▸ REQUIRED ACTION
Set the data down again, exactly as it appears below.
'''
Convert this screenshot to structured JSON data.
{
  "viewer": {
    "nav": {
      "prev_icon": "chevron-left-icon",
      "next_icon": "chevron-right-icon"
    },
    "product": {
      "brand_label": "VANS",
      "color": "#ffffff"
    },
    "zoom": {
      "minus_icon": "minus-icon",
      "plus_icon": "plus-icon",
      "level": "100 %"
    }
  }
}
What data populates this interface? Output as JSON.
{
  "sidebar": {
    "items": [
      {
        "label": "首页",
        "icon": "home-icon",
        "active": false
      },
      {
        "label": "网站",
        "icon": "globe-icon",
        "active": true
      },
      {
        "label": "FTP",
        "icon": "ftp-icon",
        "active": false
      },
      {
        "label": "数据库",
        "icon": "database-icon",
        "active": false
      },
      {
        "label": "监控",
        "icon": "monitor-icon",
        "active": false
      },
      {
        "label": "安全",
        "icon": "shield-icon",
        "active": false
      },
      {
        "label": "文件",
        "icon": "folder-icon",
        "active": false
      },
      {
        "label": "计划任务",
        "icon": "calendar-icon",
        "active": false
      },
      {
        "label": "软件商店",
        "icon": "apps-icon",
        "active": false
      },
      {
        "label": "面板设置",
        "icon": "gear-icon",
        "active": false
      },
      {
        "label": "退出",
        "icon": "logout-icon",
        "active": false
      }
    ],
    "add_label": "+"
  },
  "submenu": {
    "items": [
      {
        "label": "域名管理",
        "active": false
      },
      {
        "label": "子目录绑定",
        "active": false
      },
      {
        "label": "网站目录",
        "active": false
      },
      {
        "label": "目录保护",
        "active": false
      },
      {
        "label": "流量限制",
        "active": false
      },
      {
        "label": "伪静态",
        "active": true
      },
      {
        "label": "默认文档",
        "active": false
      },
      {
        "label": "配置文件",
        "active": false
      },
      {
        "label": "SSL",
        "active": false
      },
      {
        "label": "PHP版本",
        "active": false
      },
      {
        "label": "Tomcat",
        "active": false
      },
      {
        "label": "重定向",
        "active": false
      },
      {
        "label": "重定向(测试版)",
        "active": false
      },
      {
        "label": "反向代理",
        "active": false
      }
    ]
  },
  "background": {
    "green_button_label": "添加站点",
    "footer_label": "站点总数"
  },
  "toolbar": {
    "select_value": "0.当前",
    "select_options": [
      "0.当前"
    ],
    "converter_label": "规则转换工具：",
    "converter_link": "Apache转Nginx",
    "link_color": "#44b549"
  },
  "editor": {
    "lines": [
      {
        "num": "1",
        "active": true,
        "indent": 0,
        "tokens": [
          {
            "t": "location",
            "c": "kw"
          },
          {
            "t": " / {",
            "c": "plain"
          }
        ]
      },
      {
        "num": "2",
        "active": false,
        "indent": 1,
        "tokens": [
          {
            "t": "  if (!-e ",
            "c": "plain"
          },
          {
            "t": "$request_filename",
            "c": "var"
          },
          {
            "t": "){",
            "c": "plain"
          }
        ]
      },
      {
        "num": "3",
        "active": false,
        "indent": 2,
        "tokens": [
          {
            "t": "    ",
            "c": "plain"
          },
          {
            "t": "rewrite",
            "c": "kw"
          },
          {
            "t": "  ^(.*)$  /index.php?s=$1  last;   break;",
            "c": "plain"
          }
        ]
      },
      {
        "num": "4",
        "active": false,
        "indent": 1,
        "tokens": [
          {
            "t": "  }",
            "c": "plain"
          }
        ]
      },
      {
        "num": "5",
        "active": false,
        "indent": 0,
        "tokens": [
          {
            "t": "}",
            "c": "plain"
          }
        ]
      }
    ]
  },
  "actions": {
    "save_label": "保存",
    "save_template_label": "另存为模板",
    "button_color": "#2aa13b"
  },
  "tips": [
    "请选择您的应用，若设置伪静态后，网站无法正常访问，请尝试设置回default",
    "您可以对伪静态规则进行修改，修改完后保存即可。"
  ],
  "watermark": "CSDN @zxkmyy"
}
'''
▸ RESULT FOR THIS EXERCISE
Convert this screenshot to structured JSON data.
{
  "viewer": {
    "nav": {
      "prev_icon": "chevron-left-icon",
      "next_icon": "chevron-right-icon"
    },
    "product": {
      "brand_label": "VANS",
      "color": "#ffffff"
    },
    "zoom": {
      "minus_icon": "minus-icon",
      "plus_icon": "plus-icon",
      "level": "100 %"
    }
  }
}
What data populates this interface? Output as JSON.
{
  "sidebar": {
    "items": [
      {
        "label": "首页",
        "icon": "home-icon",
        "active": false
      },
      {
        "label": "网站",
        "icon": "globe-icon",
        "active": true
      },
      {
        "label": "FTP",
        "icon": "ftp-icon",
        "active": false
      },
      {
        "label": "数据库",
        "icon": "database-icon",
        "active": false
      },
      {
        "label": "监控",
        "icon": "monitor-icon",
        "active": false
      },
      {
        "label": "安全",
        "icon": "shield-icon",
        "active": false
      },
      {
        "label": "文件",
        "icon": "folder-icon",
        "active": false
      },
      {
        "label": "计划任务",
        "icon": "calendar-icon",
        "active": false
      },
      {
        "label": "软件商店",
        "icon": "apps-icon",
        "active": false
      },
      {
        "label": "面板设置",
        "icon": "gear-icon",
        "active": false
      },
      {
        "label": "退出",
        "icon": "logout-icon",
        "active": false
      }
    ],
    "add_label": "+"
  },
  "submenu": {
    "items": [
      {
        "label": "域名管理",
        "active": false
      },
      {
        "label": "子目录绑定",
        "active": false
      },
      {
        "label": "网站目录",
        "active": false
      },
      {
        "label": "目录保护",
        "active": false
      },
      {
        "label": "流量限制",
        "active": false
      },
      {
        "label": "伪静态",
        "active": true
      },
      {
        "label": "默认文档",
        "active": false
      },
      {
        "label": "配置文件",
        "active": false
      },
      {
        "label": "SSL",
        "active": false
      },
      {
        "label": "PHP版本",
        "active": false
      },
      {
        "label": "Tomcat",
        "active": false
      },
      {
        "label": "重定向",
        "active": false
      },
      {
        "label": "重定向(测试版)",
        "active": false
      },
      {
        "label": "反向代理",
        "active": false
      }
    ]
  },
  "background": {
    "green_button_label": "添加站点",
    "footer_label": "站点总数"
  },
  "toolbar": {
    "select_value": "0.当前",
    "select_options": [
      "0.当前"
    ],
    "converter_label": "规则转换工具：",
    "converter_link": "Apache转Nginx",
    "link_color": "#44b549"
  },
  "editor": {
    "lines": [
      {
        "num": "1",
        "active": true,
        "indent": 0,
        "tokens": [
          {
            "t": "location",
            "c": "kw"
          },
          {
            "t": " / {",
            "c": "plain"
          }
        ]
      },
      {
        "num": "2",
        "active": false,
        "indent": 1,
        "tokens": [
          {
            "t": "  if (!-e ",
            "c": "plain"
          },
          {
            "t": "$request_filename",
            "c": "var"
          },
          {
            "t": "){",
            "c": "plain"
          }
        ]
      },
      {
        "num": "3",
        "active": false,
        "indent": 2,
        "tokens": [
          {
            "t": "    ",
            "c": "plain"
          },
          {
            "t": "rewrite",
            "c": "kw"
          },
          {
            "t": "  ^(.*)$  /index.php?s=$1  last;   break;",
            "c": "plain"
          }
        ]
      },
      {
        "num": "4",
        "active": false,
        "indent": 1,
        "tokens": [
          {
            "t": "  }",
            "c": "plain"
          }
        ]
      },
      {
        "num": "5",
        "active": false,
        "indent": 0,
        "tokens": [
          {
            "t": "}",
            "c": "plain"
          }
        ]
      }
    ]
  },
  "actions": {
    "save_label": "保存",
    "save_template_label": "另存为模板",
    "button_color": "#2aa13b"
  },
  "tips": [
    "请选择您的应用，若设置伪静态后，网站无法正常访问，请尝试设置回default",
    "您可以对伪静态规则进行修改，修改完后保存即可。"
  ],
  "watermark": "CSDN @zxkmyy"
}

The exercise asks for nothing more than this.